Items from an interface collection:
--- START ---

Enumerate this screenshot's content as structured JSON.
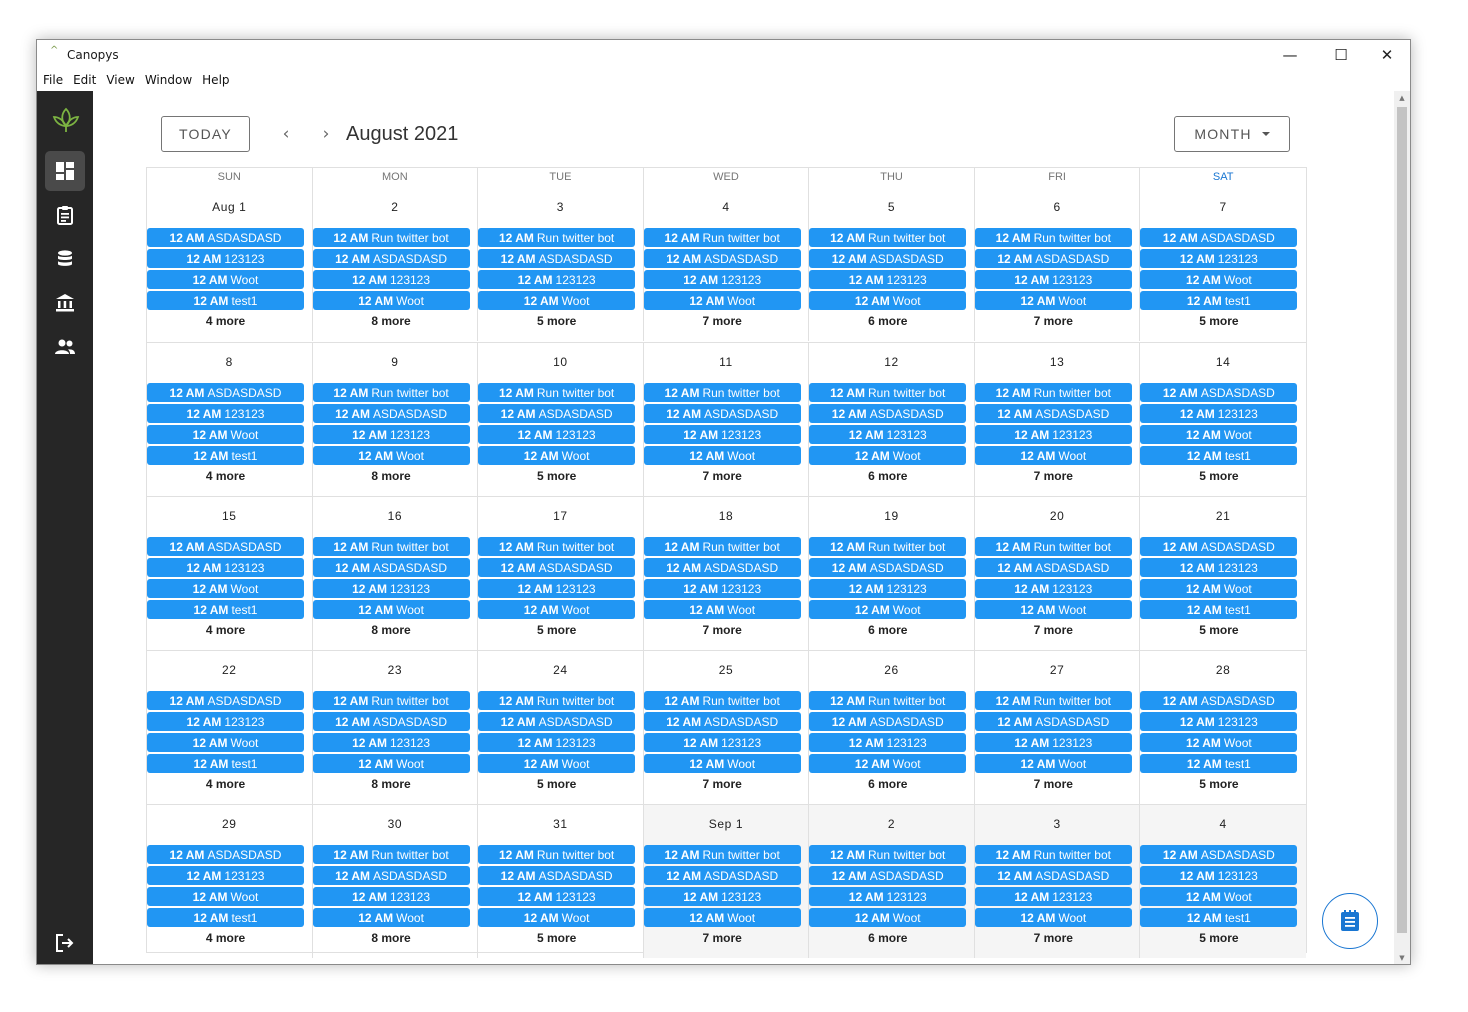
{
  "window": {
    "title": "Canopys",
    "app_icon": "^",
    "controls": {
      "minimize": "—",
      "maximize": "☐",
      "close": "✕"
    }
  },
  "menubar": [
    "File",
    "Edit",
    "View",
    "Window",
    "Help"
  ],
  "sidebar": {
    "logo": "canopy-leaf-logo",
    "items": [
      {
        "icon": "dashboard-icon",
        "active": true
      },
      {
        "icon": "clipboard-icon",
        "active": false
      },
      {
        "icon": "database-icon",
        "active": false
      },
      {
        "icon": "bank-icon",
        "active": false
      },
      {
        "icon": "people-icon",
        "active": false
      }
    ],
    "bottom_icon": "logout-icon"
  },
  "toolbar": {
    "today_label": "TODAY",
    "prev_icon": "‹",
    "next_icon": "›",
    "month_label": "August 2021",
    "view_label": "MONTH"
  },
  "calendar": {
    "days_of_week": [
      "SUN",
      "MON",
      "TUE",
      "WED",
      "THU",
      "FRI",
      "SAT"
    ],
    "weeks": [
      [
        {
          "label": "Aug 1",
          "events": [
            "ASDASDASD",
            "123123",
            "Woot",
            "test1"
          ],
          "more": "4 more"
        },
        {
          "label": "2",
          "events": [
            "Run twitter bot",
            "ASDASDASD",
            "123123",
            "Woot"
          ],
          "more": "8 more"
        },
        {
          "label": "3",
          "events": [
            "Run twitter bot",
            "ASDASDASD",
            "123123",
            "Woot"
          ],
          "more": "5 more"
        },
        {
          "label": "4",
          "events": [
            "Run twitter bot",
            "ASDASDASD",
            "123123",
            "Woot"
          ],
          "more": "7 more"
        },
        {
          "label": "5",
          "events": [
            "Run twitter bot",
            "ASDASDASD",
            "123123",
            "Woot"
          ],
          "more": "6 more"
        },
        {
          "label": "6",
          "events": [
            "Run twitter bot",
            "ASDASDASD",
            "123123",
            "Woot"
          ],
          "more": "7 more"
        },
        {
          "label": "7",
          "events": [
            "ASDASDASD",
            "123123",
            "Woot",
            "test1"
          ],
          "more": "5 more"
        }
      ],
      [
        {
          "label": "8",
          "events": [
            "ASDASDASD",
            "123123",
            "Woot",
            "test1"
          ],
          "more": "4 more"
        },
        {
          "label": "9",
          "events": [
            "Run twitter bot",
            "ASDASDASD",
            "123123",
            "Woot"
          ],
          "more": "8 more"
        },
        {
          "label": "10",
          "events": [
            "Run twitter bot",
            "ASDASDASD",
            "123123",
            "Woot"
          ],
          "more": "5 more"
        },
        {
          "label": "11",
          "events": [
            "Run twitter bot",
            "ASDASDASD",
            "123123",
            "Woot"
          ],
          "more": "7 more"
        },
        {
          "label": "12",
          "events": [
            "Run twitter bot",
            "ASDASDASD",
            "123123",
            "Woot"
          ],
          "more": "6 more"
        },
        {
          "label": "13",
          "events": [
            "Run twitter bot",
            "ASDASDASD",
            "123123",
            "Woot"
          ],
          "more": "7 more"
        },
        {
          "label": "14",
          "events": [
            "ASDASDASD",
            "123123",
            "Woot",
            "test1"
          ],
          "more": "5 more"
        }
      ],
      [
        {
          "label": "15",
          "events": [
            "ASDASDASD",
            "123123",
            "Woot",
            "test1"
          ],
          "more": "4 more"
        },
        {
          "label": "16",
          "events": [
            "Run twitter bot",
            "ASDASDASD",
            "123123",
            "Woot"
          ],
          "more": "8 more"
        },
        {
          "label": "17",
          "events": [
            "Run twitter bot",
            "ASDASDASD",
            "123123",
            "Woot"
          ],
          "more": "5 more"
        },
        {
          "label": "18",
          "events": [
            "Run twitter bot",
            "ASDASDASD",
            "123123",
            "Woot"
          ],
          "more": "7 more"
        },
        {
          "label": "19",
          "events": [
            "Run twitter bot",
            "ASDASDASD",
            "123123",
            "Woot"
          ],
          "more": "6 more"
        },
        {
          "label": "20",
          "events": [
            "Run twitter bot",
            "ASDASDASD",
            "123123",
            "Woot"
          ],
          "more": "7 more"
        },
        {
          "label": "21",
          "events": [
            "ASDASDASD",
            "123123",
            "Woot",
            "test1"
          ],
          "more": "5 more"
        }
      ],
      [
        {
          "label": "22",
          "events": [
            "ASDASDASD",
            "123123",
            "Woot",
            "test1"
          ],
          "more": "4 more"
        },
        {
          "label": "23",
          "events": [
            "Run twitter bot",
            "ASDASDASD",
            "123123",
            "Woot"
          ],
          "more": "8 more"
        },
        {
          "label": "24",
          "events": [
            "Run twitter bot",
            "ASDASDASD",
            "123123",
            "Woot"
          ],
          "more": "5 more"
        },
        {
          "label": "25",
          "events": [
            "Run twitter bot",
            "ASDASDASD",
            "123123",
            "Woot"
          ],
          "more": "7 more"
        },
        {
          "label": "26",
          "events": [
            "Run twitter bot",
            "ASDASDASD",
            "123123",
            "Woot"
          ],
          "more": "6 more"
        },
        {
          "label": "27",
          "events": [
            "Run twitter bot",
            "ASDASDASD",
            "123123",
            "Woot"
          ],
          "more": "7 more"
        },
        {
          "label": "28",
          "events": [
            "ASDASDASD",
            "123123",
            "Woot",
            "test1"
          ],
          "more": "5 more"
        }
      ],
      [
        {
          "label": "29",
          "events": [
            "ASDASDASD",
            "123123",
            "Woot",
            "test1"
          ],
          "more": "4 more"
        },
        {
          "label": "30",
          "events": [
            "Run twitter bot",
            "ASDASDASD",
            "123123",
            "Woot"
          ],
          "more": "8 more"
        },
        {
          "label": "31",
          "events": [
            "Run twitter bot",
            "ASDASDASD",
            "123123",
            "Woot"
          ],
          "more": "5 more"
        },
        {
          "label": "Sep 1",
          "outside": true,
          "events": [
            "Run twitter bot",
            "ASDASDASD",
            "123123",
            "Woot"
          ],
          "more": "7 more"
        },
        {
          "label": "2",
          "outside": true,
          "events": [
            "Run twitter bot",
            "ASDASDASD",
            "123123",
            "Woot"
          ],
          "more": "6 more"
        },
        {
          "label": "3",
          "outside": true,
          "events": [
            "Run twitter bot",
            "ASDASDASD",
            "123123",
            "Woot"
          ],
          "more": "7 more"
        },
        {
          "label": "4",
          "outside": true,
          "events": [
            "ASDASDASD",
            "123123",
            "Woot",
            "test1"
          ],
          "more": "5 more"
        }
      ]
    ],
    "event_time": "12 AM"
  },
  "fab": {
    "icon": "notes-icon"
  },
  "colors": {
    "event_bg": "#2196f3",
    "sidebar_bg": "#262626",
    "accent": "#1976d2"
  }
}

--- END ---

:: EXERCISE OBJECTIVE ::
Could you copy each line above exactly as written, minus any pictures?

:: RESULT OF THE TASK ::
Enumerate this screenshot's content as structured JSON.
{
  "window": {
    "title": "Canopys",
    "app_icon": "^",
    "controls": {
      "minimize": "—",
      "maximize": "☐",
      "close": "✕"
    }
  },
  "menubar": [
    "File",
    "Edit",
    "View",
    "Window",
    "Help"
  ],
  "sidebar": {
    "logo": "canopy-leaf-logo",
    "items": [
      {
        "icon": "dashboard-icon",
        "active": true
      },
      {
        "icon": "clipboard-icon",
        "active": false
      },
      {
        "icon": "database-icon",
        "active": false
      },
      {
        "icon": "bank-icon",
        "active": false
      },
      {
        "icon": "people-icon",
        "active": false
      }
    ],
    "bottom_icon": "logout-icon"
  },
  "toolbar": {
    "today_label": "TODAY",
    "prev_icon": "‹",
    "next_icon": "›",
    "month_label": "August 2021",
    "view_label": "MONTH"
  },
  "calendar": {
    "days_of_week": [
      "SUN",
      "MON",
      "TUE",
      "WED",
      "THU",
      "FRI",
      "SAT"
    ],
    "weeks": [
      [
        {
          "label": "Aug 1",
          "events": [
            "ASDASDASD",
            "123123",
            "Woot",
            "test1"
          ],
          "more": "4 more"
        },
        {
          "label": "2",
          "events": [
            "Run twitter bot",
            "ASDASDASD",
            "123123",
            "Woot"
          ],
          "more": "8 more"
        },
        {
          "label": "3",
          "events": [
            "Run twitter bot",
            "ASDASDASD",
            "123123",
            "Woot"
          ],
          "more": "5 more"
        },
        {
          "label": "4",
          "events": [
            "Run twitter bot",
            "ASDASDASD",
            "123123",
            "Woot"
          ],
          "more": "7 more"
        },
        {
          "label": "5",
          "events": [
            "Run twitter bot",
            "ASDASDASD",
            "123123",
            "Woot"
          ],
          "more": "6 more"
        },
        {
          "label": "6",
          "events": [
            "Run twitter bot",
            "ASDASDASD",
            "123123",
            "Woot"
          ],
          "more": "7 more"
        },
        {
          "label": "7",
          "events": [
            "ASDASDASD",
            "123123",
            "Woot",
            "test1"
          ],
          "more": "5 more"
        }
      ],
      [
        {
          "label": "8",
          "events": [
            "ASDASDASD",
            "123123",
            "Woot",
            "test1"
          ],
          "more": "4 more"
        },
        {
          "label": "9",
          "events": [
            "Run twitter bot",
            "ASDASDASD",
            "123123",
            "Woot"
          ],
          "more": "8 more"
        },
        {
          "label": "10",
          "events": [
            "Run twitter bot",
            "ASDASDASD",
            "123123",
            "Woot"
          ],
          "more": "5 more"
        },
        {
          "label": "11",
          "events": [
            "Run twitter bot",
            "ASDASDASD",
            "123123",
            "Woot"
          ],
          "more": "7 more"
        },
        {
          "label": "12",
          "events": [
            "Run twitter bot",
            "ASDASDASD",
            "123123",
            "Woot"
          ],
          "more": "6 more"
        },
        {
          "label": "13",
          "events": [
            "Run twitter bot",
            "ASDASDASD",
            "123123",
            "Woot"
          ],
          "more": "7 more"
        },
        {
          "label": "14",
          "events": [
            "ASDASDASD",
            "123123",
            "Woot",
            "test1"
          ],
          "more": "5 more"
        }
      ],
      [
        {
          "label": "15",
          "events": [
            "ASDASDASD",
            "123123",
            "Woot",
            "test1"
          ],
          "more": "4 more"
        },
        {
          "label": "16",
          "events": [
            "Run twitter bot",
            "ASDASDASD",
            "123123",
            "Woot"
          ],
          "more": "8 more"
        },
        {
          "label": "17",
          "events": [
            "Run twitter bot",
            "ASDASDASD",
            "123123",
            "Woot"
          ],
          "more": "5 more"
        },
        {
          "label": "18",
          "events": [
            "Run twitter bot",
            "ASDASDASD",
            "123123",
            "Woot"
          ],
          "more": "7 more"
        },
        {
          "label": "19",
          "events": [
            "Run twitter bot",
            "ASDASDASD",
            "123123",
            "Woot"
          ],
          "more": "6 more"
        },
        {
          "label": "20",
          "events": [
            "Run twitter bot",
            "ASDASDASD",
            "123123",
            "Woot"
          ],
          "more": "7 more"
        },
        {
          "label": "21",
          "events": [
            "ASDASDASD",
            "123123",
            "Woot",
            "test1"
          ],
          "more": "5 more"
        }
      ],
      [
        {
          "label": "22",
          "events": [
            "ASDASDASD",
            "123123",
            "Woot",
            "test1"
          ],
          "more": "4 more"
        },
        {
          "label": "23",
          "events": [
            "Run twitter bot",
            "ASDASDASD",
            "123123",
            "Woot"
          ],
          "more": "8 more"
        },
        {
          "label": "24",
          "events": [
            "Run twitter bot",
            "ASDASDASD",
            "123123",
            "Woot"
          ],
          "more": "5 more"
        },
        {
          "label": "25",
          "events": [
            "Run twitter bot",
            "ASDASDASD",
            "123123",
            "Woot"
          ],
          "more": "7 more"
        },
        {
          "label": "26",
          "events": [
            "Run twitter bot",
            "ASDASDASD",
            "123123",
            "Woot"
          ],
          "more": "6 more"
        },
        {
          "label": "27",
          "events": [
            "Run twitter bot",
            "ASDASDASD",
            "123123",
            "Woot"
          ],
          "more": "7 more"
        },
        {
          "label": "28",
          "events": [
            "ASDASDASD",
            "123123",
            "Woot",
            "test1"
          ],
          "more": "5 more"
        }
      ],
      [
        {
          "label": "29",
          "events": [
            "ASDASDASD",
            "123123",
            "Woot",
            "test1"
          ],
          "more": "4 more"
        },
        {
          "label": "30",
          "events": [
            "Run twitter bot",
            "ASDASDASD",
            "123123",
            "Woot"
          ],
          "more": "8 more"
        },
        {
          "label": "31",
          "events": [
            "Run twitter bot",
            "ASDASDASD",
            "123123",
            "Woot"
          ],
          "more": "5 more"
        },
        {
          "label": "Sep 1",
          "outside": true,
          "events": [
            "Run twitter bot",
            "ASDASDASD",
            "123123",
            "Woot"
          ],
          "more": "7 more"
        },
        {
          "label": "2",
          "outside": true,
          "events": [
            "Run twitter bot",
            "ASDASDASD",
            "123123",
            "Woot"
          ],
          "more": "6 more"
        },
        {
          "label": "3",
          "outside": true,
          "events": [
            "Run twitter bot",
            "ASDASDASD",
            "123123",
            "Woot"
          ],
          "more": "7 more"
        },
        {
          "label": "4",
          "outside": true,
          "events": [
            "ASDASDASD",
            "123123",
            "Woot",
            "test1"
          ],
          "more": "5 more"
        }
      ]
    ],
    "event_time": "12 AM"
  },
  "fab": {
    "icon": "notes-icon"
  },
  "colors": {
    "event_bg": "#2196f3",
    "sidebar_bg": "#262626",
    "accent": "#1976d2"
  }
}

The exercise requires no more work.